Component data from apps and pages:
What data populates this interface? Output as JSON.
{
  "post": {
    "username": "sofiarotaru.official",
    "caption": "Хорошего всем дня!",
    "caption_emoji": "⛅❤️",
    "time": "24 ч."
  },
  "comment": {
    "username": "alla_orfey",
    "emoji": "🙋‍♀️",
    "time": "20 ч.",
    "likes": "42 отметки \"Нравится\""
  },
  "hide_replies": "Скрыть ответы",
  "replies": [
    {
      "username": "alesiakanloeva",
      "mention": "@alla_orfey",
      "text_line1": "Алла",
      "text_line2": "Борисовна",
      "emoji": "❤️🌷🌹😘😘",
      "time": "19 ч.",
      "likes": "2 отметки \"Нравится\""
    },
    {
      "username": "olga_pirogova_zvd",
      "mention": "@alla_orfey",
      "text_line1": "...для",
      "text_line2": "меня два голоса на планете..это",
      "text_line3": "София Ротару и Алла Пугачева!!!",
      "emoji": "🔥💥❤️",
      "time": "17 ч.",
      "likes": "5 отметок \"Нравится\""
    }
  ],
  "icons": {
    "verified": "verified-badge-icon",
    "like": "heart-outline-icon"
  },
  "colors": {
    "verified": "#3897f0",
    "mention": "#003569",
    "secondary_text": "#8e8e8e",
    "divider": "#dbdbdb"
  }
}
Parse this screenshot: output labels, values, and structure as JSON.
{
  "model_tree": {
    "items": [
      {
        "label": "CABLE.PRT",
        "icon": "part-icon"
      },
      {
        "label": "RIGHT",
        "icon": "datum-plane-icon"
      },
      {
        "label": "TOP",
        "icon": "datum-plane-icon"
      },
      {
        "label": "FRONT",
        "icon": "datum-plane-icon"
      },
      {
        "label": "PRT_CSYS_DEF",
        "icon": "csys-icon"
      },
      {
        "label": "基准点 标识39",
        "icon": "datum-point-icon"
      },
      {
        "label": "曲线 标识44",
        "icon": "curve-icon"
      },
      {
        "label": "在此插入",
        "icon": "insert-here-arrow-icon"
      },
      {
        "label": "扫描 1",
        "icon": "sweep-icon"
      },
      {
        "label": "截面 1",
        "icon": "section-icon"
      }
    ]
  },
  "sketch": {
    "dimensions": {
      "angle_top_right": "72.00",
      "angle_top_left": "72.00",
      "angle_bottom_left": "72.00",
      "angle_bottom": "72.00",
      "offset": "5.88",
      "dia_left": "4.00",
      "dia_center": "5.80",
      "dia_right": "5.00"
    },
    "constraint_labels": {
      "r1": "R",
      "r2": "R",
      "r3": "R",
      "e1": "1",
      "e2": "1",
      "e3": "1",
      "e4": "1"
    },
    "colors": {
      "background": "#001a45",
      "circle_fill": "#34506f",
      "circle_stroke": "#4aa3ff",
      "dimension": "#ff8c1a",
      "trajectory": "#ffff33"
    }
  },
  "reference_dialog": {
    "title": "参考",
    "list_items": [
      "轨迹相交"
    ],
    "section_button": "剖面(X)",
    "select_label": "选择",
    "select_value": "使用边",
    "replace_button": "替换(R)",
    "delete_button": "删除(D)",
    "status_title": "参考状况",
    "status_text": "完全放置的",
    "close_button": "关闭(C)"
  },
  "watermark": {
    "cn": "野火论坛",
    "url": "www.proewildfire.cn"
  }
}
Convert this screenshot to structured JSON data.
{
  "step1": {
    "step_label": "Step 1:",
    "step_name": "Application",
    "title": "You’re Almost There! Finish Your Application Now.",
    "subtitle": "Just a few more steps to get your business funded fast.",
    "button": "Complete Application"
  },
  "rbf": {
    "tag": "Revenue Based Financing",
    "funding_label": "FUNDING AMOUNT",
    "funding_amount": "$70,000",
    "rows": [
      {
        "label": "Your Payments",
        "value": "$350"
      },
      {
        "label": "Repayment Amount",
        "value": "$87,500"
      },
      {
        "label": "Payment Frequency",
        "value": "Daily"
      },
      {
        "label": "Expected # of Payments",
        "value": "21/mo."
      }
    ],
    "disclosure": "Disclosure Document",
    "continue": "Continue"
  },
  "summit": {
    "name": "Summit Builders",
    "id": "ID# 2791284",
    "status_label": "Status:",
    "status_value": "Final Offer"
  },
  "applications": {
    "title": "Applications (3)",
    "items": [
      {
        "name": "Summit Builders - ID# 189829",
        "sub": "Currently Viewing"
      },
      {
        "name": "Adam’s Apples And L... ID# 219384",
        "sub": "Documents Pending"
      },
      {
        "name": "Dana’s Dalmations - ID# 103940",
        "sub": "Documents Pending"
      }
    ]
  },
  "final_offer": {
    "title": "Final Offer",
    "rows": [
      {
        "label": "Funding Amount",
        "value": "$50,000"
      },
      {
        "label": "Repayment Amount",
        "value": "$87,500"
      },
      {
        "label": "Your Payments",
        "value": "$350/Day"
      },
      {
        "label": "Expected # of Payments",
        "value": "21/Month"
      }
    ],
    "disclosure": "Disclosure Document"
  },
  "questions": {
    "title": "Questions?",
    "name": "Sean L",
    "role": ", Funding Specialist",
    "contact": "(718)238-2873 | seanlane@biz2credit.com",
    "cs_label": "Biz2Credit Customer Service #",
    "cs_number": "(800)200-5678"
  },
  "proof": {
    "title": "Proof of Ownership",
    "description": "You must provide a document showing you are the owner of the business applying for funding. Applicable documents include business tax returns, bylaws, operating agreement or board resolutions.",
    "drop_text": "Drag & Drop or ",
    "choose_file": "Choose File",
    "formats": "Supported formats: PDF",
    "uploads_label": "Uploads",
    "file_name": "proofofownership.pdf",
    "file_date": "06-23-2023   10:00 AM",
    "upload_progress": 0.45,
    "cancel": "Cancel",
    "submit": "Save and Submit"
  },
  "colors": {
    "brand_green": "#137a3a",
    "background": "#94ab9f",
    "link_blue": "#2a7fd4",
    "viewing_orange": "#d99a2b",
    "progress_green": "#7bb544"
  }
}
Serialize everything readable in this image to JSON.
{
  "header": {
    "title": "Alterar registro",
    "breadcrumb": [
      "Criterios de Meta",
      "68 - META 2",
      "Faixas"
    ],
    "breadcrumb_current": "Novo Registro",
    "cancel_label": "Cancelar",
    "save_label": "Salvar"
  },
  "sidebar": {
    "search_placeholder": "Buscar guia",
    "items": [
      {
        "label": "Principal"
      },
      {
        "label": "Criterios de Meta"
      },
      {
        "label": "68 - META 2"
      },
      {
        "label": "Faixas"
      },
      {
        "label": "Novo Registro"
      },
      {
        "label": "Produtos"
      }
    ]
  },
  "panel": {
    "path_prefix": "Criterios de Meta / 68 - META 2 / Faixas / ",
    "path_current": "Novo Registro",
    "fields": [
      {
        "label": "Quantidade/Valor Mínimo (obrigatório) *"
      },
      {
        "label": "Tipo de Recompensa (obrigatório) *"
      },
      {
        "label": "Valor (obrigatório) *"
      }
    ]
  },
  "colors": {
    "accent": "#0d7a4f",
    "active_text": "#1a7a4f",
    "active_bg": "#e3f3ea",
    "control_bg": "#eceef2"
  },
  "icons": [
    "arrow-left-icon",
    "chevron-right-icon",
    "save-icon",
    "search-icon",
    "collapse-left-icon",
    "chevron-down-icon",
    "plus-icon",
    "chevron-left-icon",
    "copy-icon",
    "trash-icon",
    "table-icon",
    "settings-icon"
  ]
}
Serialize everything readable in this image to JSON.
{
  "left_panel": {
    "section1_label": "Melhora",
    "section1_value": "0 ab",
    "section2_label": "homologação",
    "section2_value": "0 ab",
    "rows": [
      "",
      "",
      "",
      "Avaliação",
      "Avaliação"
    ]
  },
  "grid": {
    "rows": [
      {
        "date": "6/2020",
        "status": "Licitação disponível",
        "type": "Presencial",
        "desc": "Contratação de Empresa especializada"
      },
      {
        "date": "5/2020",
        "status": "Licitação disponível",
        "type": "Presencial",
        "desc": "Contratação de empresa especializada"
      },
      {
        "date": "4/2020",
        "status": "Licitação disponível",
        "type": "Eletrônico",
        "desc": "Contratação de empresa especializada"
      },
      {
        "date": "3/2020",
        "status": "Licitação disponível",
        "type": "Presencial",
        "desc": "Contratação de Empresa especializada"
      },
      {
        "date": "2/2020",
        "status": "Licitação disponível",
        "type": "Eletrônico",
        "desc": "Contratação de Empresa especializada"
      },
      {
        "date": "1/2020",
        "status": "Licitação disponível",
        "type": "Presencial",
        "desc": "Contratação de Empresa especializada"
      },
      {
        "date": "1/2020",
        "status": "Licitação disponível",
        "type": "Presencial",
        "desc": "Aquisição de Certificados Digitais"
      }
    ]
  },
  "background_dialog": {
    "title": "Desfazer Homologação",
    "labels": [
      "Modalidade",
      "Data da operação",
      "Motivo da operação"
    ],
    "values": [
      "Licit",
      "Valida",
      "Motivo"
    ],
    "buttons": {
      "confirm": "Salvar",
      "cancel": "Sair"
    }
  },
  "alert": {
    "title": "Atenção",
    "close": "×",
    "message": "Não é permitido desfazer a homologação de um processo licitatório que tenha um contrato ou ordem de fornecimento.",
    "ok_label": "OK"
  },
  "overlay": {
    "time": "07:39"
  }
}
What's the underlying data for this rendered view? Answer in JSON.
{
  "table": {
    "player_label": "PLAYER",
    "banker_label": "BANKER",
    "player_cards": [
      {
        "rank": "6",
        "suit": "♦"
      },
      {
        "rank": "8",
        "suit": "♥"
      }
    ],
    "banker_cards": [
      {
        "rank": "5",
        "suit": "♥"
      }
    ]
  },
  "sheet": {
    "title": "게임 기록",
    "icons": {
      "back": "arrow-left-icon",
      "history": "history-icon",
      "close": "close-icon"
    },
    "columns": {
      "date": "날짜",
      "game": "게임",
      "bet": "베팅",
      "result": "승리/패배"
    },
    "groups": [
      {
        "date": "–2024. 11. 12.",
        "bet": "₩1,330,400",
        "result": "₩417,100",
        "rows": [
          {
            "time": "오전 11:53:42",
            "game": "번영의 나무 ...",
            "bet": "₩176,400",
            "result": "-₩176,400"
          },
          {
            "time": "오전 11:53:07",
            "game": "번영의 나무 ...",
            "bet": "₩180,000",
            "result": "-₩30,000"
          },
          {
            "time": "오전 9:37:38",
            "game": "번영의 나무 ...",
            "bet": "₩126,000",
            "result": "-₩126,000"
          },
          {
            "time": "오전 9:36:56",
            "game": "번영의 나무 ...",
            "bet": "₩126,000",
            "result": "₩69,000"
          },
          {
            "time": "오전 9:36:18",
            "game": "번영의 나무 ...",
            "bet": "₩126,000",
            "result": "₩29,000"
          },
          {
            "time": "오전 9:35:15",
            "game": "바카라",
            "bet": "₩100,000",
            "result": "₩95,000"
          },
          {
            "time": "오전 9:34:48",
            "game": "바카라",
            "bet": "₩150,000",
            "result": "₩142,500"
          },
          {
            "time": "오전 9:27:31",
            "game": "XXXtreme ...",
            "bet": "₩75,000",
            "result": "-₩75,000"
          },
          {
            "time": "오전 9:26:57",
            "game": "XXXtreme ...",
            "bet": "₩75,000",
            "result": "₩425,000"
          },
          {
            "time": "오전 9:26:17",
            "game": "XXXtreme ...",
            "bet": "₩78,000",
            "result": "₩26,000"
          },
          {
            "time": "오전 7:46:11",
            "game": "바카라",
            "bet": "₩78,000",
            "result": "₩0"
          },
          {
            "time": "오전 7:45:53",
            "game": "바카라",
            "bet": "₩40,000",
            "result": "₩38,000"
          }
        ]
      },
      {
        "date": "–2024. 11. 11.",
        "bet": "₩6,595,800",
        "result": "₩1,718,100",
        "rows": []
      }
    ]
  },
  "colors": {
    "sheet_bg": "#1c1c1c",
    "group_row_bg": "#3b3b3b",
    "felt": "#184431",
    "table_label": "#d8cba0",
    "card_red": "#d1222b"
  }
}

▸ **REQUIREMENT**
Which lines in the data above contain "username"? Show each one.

▸ **OUTPUT OF THE TASK**
    "username": "sofiarotaru.official",
    "username": "alla_orfey",
      "username": "alesiakanloeva",
      "username": "olga_pirogova_zvd",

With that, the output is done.